- [TASK ITEM] For each line in the records that contains "profile", make a copy.
== RECORDED DATA
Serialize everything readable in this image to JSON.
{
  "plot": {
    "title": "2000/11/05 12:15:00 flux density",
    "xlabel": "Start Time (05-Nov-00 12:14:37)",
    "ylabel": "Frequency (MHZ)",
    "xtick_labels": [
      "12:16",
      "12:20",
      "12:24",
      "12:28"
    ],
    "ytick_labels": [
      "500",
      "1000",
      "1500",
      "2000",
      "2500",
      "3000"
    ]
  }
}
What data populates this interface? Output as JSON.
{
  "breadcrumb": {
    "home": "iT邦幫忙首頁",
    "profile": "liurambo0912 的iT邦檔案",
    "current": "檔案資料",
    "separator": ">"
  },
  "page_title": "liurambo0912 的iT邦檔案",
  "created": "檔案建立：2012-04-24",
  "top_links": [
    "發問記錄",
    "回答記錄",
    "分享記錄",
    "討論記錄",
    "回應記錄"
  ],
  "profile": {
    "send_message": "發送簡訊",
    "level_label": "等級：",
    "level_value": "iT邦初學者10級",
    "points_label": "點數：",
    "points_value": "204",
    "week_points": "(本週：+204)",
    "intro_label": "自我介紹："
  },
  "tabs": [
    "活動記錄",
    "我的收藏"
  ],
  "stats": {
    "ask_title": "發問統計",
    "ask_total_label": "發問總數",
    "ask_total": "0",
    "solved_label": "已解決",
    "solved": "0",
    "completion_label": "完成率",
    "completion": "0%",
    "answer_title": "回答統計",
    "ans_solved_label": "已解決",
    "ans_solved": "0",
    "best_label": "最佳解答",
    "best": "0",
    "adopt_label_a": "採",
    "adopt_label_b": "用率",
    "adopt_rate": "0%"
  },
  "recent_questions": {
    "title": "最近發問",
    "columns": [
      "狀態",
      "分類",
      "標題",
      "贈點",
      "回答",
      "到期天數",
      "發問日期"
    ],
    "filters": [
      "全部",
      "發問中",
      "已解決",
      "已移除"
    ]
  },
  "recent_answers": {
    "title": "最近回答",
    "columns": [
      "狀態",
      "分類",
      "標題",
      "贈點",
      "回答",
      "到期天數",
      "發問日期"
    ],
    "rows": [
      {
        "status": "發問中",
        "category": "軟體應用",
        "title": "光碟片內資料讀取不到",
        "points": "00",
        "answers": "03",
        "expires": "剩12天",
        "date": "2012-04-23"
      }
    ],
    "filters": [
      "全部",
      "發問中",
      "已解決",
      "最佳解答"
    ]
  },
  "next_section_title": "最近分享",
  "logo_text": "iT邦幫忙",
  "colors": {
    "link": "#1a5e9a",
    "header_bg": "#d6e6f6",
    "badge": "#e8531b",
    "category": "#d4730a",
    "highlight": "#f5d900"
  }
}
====
- [OUTPUT FOR THIS EXERCISE]
    "profile": "liurambo0912 的iT邦檔案",
  "profile": {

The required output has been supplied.